How To Make Redcurrant Jam

Homemade Jam Recipes

Ingredients: Redcurrant Jam Recipe

Photo of Redcurrants2 lb / 1,000 grams of redcurrants
2 lb / 1,000 grams of white sugar
1 pint / 570 ml of tap water
1 teaspoon of lemon juice (this is optional)

Method - What To Do

A properly pruned redcurrant bush will often yield a bumper crop of fruit and as these berries will quickly spoil - or be eaten by blackbirds, making yourself a batch of jam is certainly a great way to preserve your harvest.

Pick off any of the stalks remaining on the fruit and place all of the berries in a large saucepan. Cover with the pint of water and bring the redcurrants to a boil. As soon as the water begins to boil, lower the heat a little and simmer for up to ten minutes, stirring slightly during this time. The berries should now be softer and ready for the next stage.

Take the saucepan off the heat and squeeze in the juice of one lemon (this adds a small amount of extra natural pectin and works with the sugar to improve the setting properties). Mix in the sugar gradually, so that it starts to dissolve. Continue to gently mix, to make the sugar to dissolve without the skins of the berries falling off.

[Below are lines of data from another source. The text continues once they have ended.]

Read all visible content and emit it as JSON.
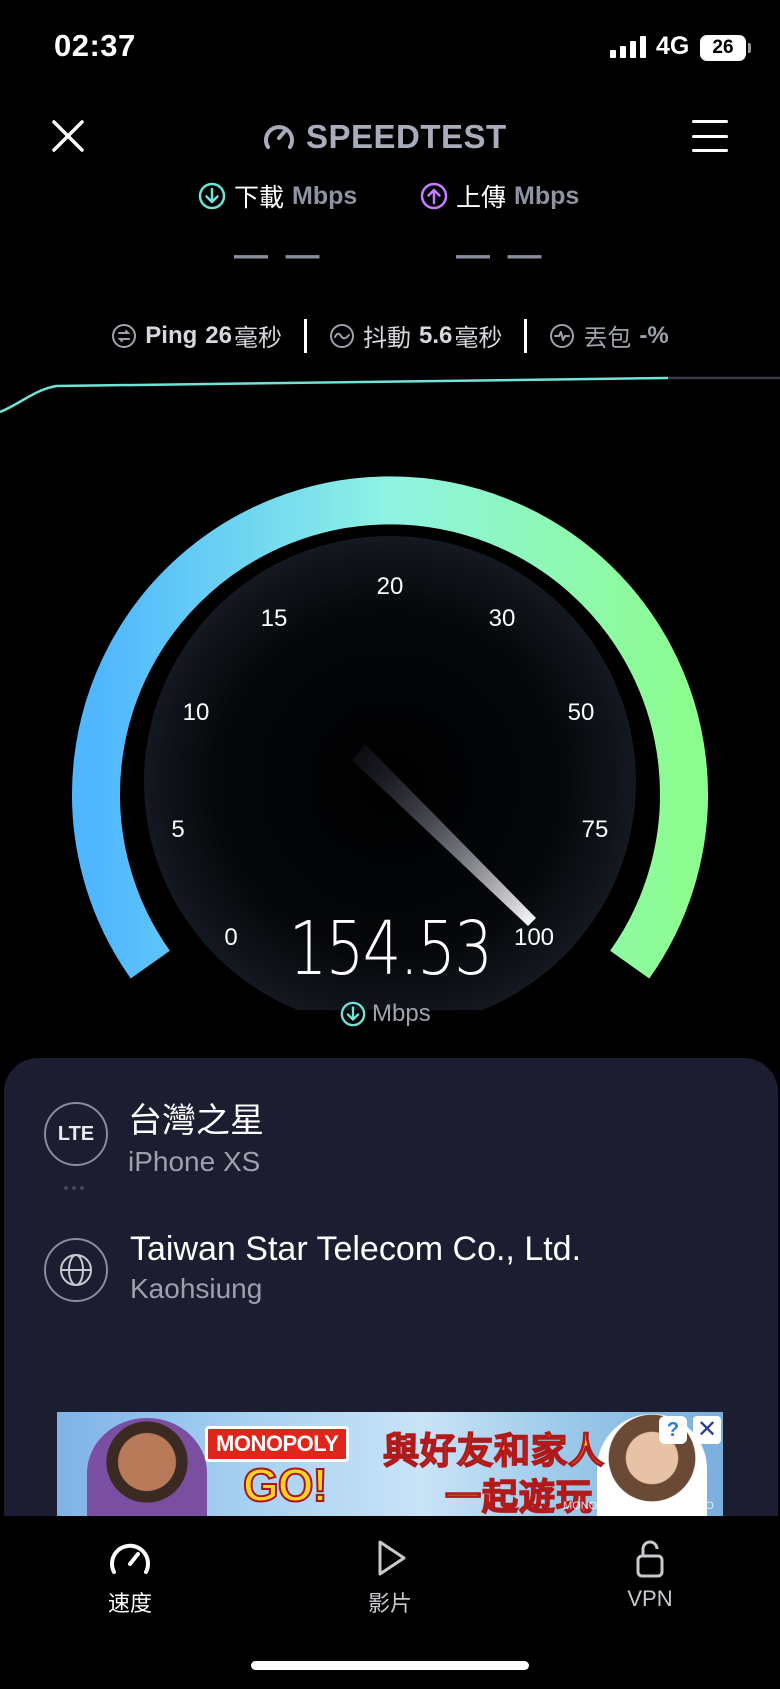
{
  "status": {
    "time": "02:37",
    "network": "4G",
    "battery": "26"
  },
  "header": {
    "logo_text": "SPEEDTEST",
    "close_icon": "close-icon",
    "menu_icon": "hamburger-menu-icon"
  },
  "download": {
    "label": "下載",
    "unit": "Mbps",
    "value": "— —",
    "color": "#6fe3d6"
  },
  "upload": {
    "label": "上傳",
    "unit": "Mbps",
    "value": "— —",
    "color": "#c77dff"
  },
  "ping": {
    "label": "Ping",
    "value": "26",
    "unit": "毫秒"
  },
  "jitter": {
    "label": "抖動",
    "value": "5.6",
    "unit": "毫秒"
  },
  "loss": {
    "label": "丟包",
    "value": "-%"
  },
  "gauge": {
    "ticks": [
      "0",
      "5",
      "10",
      "15",
      "20",
      "30",
      "50",
      "75",
      "100"
    ],
    "speed": "154.53",
    "unit": "Mbps",
    "gradient_start": "#4fb6ff",
    "gradient_end": "#8dfc8f"
  },
  "provider": {
    "name": "台灣之星",
    "device": "iPhone XS",
    "badge": "LTE"
  },
  "server": {
    "name": "Taiwan Star Telecom Co., Ltd.",
    "location": "Kaohsiung"
  },
  "ad": {
    "brand": "MONOPOLY",
    "brand2": "GO!",
    "line1": "與好友和家人",
    "line2": "一起遊玩",
    "copyright": "MONOPOLY © 2023 HASBRO"
  },
  "tabs": [
    {
      "label": "速度",
      "icon": "speedometer-icon"
    },
    {
      "label": "影片",
      "icon": "play-icon"
    },
    {
      "label": "VPN",
      "icon": "lock-icon"
    }
  ]
}
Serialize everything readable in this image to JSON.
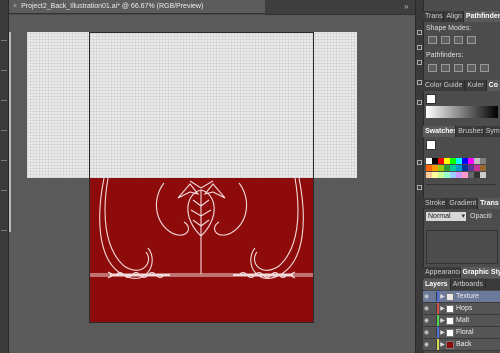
{
  "document": {
    "tab_title": "Project2_Back_Illustration01.ai* @ 66.67% (RGB/Preview)",
    "close_glyph": "×"
  },
  "panels": {
    "top_tabs": [
      "Trans",
      "Align",
      "Pathfinder"
    ],
    "shape_modes_label": "Shape Modes:",
    "pathfinders_label": "Pathfinders:",
    "color_tabs": [
      "Color Guide",
      "Kuler",
      "Co"
    ],
    "swatch_tabs": [
      "Swatches",
      "Brushes",
      "Sym"
    ],
    "stroke_tabs": [
      "Stroke",
      "Gradient",
      "Trans"
    ],
    "blend_mode": "Normal",
    "opacity_label": "Opaciti",
    "appearance_tabs": [
      "Appearance",
      "Graphic Styl"
    ],
    "layers_tabs": [
      "Layers",
      "Artboards"
    ],
    "layers": [
      {
        "name": "Texture",
        "color": "#4f6fd6",
        "thumb": "#e9e9e9",
        "selected": true
      },
      {
        "name": "Hops",
        "color": "#d64f4f",
        "thumb": "#ffffff",
        "selected": false
      },
      {
        "name": "Malt",
        "color": "#4fd64f",
        "thumb": "#ffffff",
        "selected": false
      },
      {
        "name": "Floral",
        "color": "#4f6fd6",
        "thumb": "#ffffff",
        "selected": false
      },
      {
        "name": "Back",
        "color": "#d6d64f",
        "thumb": "#8d0b0b",
        "selected": false
      }
    ],
    "swatch_colors": [
      [
        "#ffffff",
        "#000000",
        "#ff0000",
        "#ffff00",
        "#00ff00",
        "#00ffff",
        "#0000ff",
        "#ff00ff",
        "#c0c0c0",
        "#808080"
      ],
      [
        "#ff6600",
        "#ff9900",
        "#99cc00",
        "#339933",
        "#00cc99",
        "#0099cc",
        "#003399",
        "#663399",
        "#cc3399",
        "#996633"
      ],
      [
        "#ffcc99",
        "#ffff99",
        "#ccff99",
        "#99ffcc",
        "#99ccff",
        "#cc99ff",
        "#ff99cc",
        "#666666",
        "#333333",
        "#cccccc"
      ]
    ]
  },
  "colors": {
    "artboard_red": "#8d0b0b",
    "texture_gray": "#e9e9e9",
    "line_art": "#f3dada"
  }
}
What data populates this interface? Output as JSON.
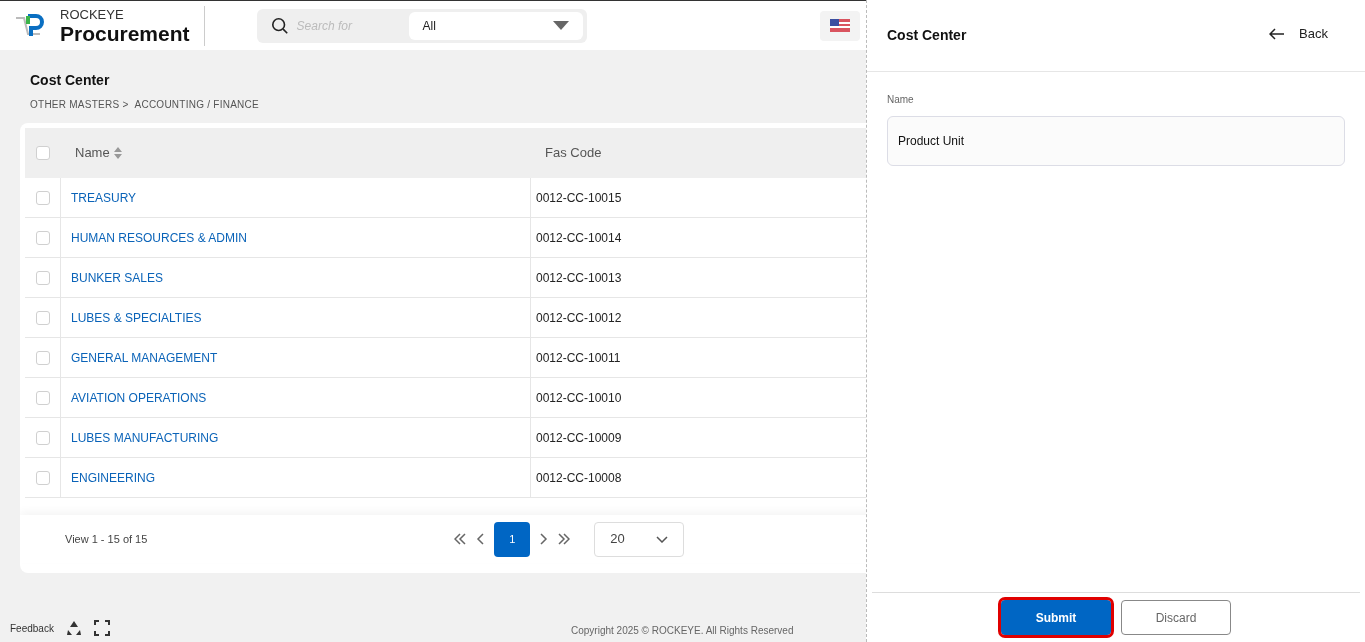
{
  "header": {
    "brand_top": "ROCKEYE",
    "brand_name": "Procurement",
    "search": {
      "placeholder": "Search for"
    },
    "scope_select": "All"
  },
  "page": {
    "title": "Cost Center",
    "breadcrumb": [
      "OTHER MASTERS >",
      "ACCOUNTING / FINANCE"
    ]
  },
  "table": {
    "select_all_checked": false,
    "columns": [
      {
        "label": "Name",
        "sortable": true
      },
      {
        "label": "Fas Code",
        "sortable": false
      }
    ],
    "rows": [
      {
        "name": "TREASURY",
        "fas_code": "0012-CC-10015",
        "checked": false
      },
      {
        "name": "HUMAN RESOURCES & ADMIN",
        "fas_code": "0012-CC-10014",
        "checked": false
      },
      {
        "name": "BUNKER SALES",
        "fas_code": "0012-CC-10013",
        "checked": false
      },
      {
        "name": "LUBES & SPECIALTIES",
        "fas_code": "0012-CC-10012",
        "checked": false
      },
      {
        "name": "GENERAL MANAGEMENT",
        "fas_code": "0012-CC-10011",
        "checked": false
      },
      {
        "name": "AVIATION OPERATIONS",
        "fas_code": "0012-CC-10010",
        "checked": false
      },
      {
        "name": "LUBES MANUFACTURING",
        "fas_code": "0012-CC-10009",
        "checked": false
      },
      {
        "name": "ENGINEERING",
        "fas_code": "0012-CC-10008",
        "checked": false
      }
    ]
  },
  "pagination": {
    "summary": "View 1 - 15 of 15",
    "pages": [
      {
        "label": "1",
        "selected": true
      }
    ],
    "page_size": "20"
  },
  "footer": {
    "feedback": "Feedback",
    "copyright": "Copyright 2025 © ROCKEYE. All Rights Reserved"
  },
  "drawer": {
    "title": "Cost Center",
    "back": "Back",
    "field": {
      "label": "Name",
      "value": "Product Unit"
    },
    "buttons": [
      {
        "label": "Submit",
        "kind": "primary",
        "highlighted": true
      },
      {
        "label": "Discard",
        "kind": "secondary",
        "highlighted": false
      }
    ]
  }
}
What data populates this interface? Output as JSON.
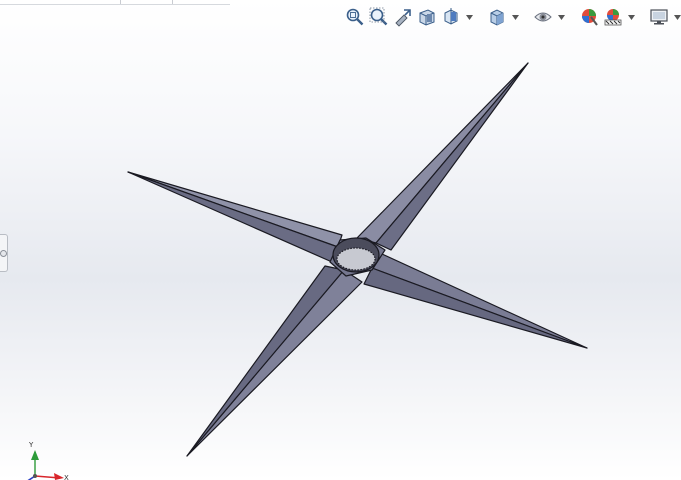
{
  "viewport": {
    "background_top": "#ffffff",
    "background_mid": "#e6e9ef",
    "model_face_color": "#6e7088",
    "model_face_light": "#9a9cb2",
    "model_edge_color": "#1a1a22"
  },
  "heads_up_toolbar": {
    "items": [
      {
        "name": "zoom-to-fit-icon"
      },
      {
        "name": "zoom-to-area-icon"
      },
      {
        "name": "previous-view-icon"
      },
      {
        "name": "section-view-icon"
      },
      {
        "name": "view-orientation-icon",
        "has_dropdown": true
      },
      {
        "name": "display-style-icon",
        "has_dropdown": true
      },
      {
        "name": "hide-show-items-icon",
        "has_dropdown": true
      },
      {
        "name": "edit-appearance-icon"
      },
      {
        "name": "apply-scene-icon",
        "has_dropdown": true
      },
      {
        "name": "view-settings-icon",
        "has_dropdown": true
      }
    ]
  },
  "triad": {
    "y_label": "Y",
    "x_label": "X",
    "y_color": "#2d9b3a",
    "x_color": "#d8262b",
    "z_color": "#2a3fc4"
  }
}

As soon as you think that all of the granulated sugar has dissolved into the redcurrant syrup, place the pan back onto the heat and boil for several minutes, before simmering for an additional 15 minutes (or slightly longer). Throughout this time, you should still stir the mixture intermittently, scraping the bottom with a wooden spatula to ensure that none of the mixture starts to stick or burn.

By now, the syrup should be thick and sticky, indicating that your redcurrant jam is fast approaching its setting point. Take a small scoop of the mixture and drop it onto a cold plate (previously chilled in a freezer or a fridge). If the jam starts to solidify and a skin appears, then you can be quietly confident that your jam is the perfect consistency. If not, simply place the mixture back onto the heat, simmer for a few more minutes and repeat this simple plate test as many times as needed.

It is important to leave the jam to cool down for 15 minutes or so in the saucepan, so that when you spoon or funnel it into the sterilised glass jars, the berries will not all settle at the bottom or rise to the top. Instead, by letting the mixture cool a little, it will further thicken and allow the berries to be more evenly distributed in the jars.

Redcurrant Jam Recipe - More Jam Recipes.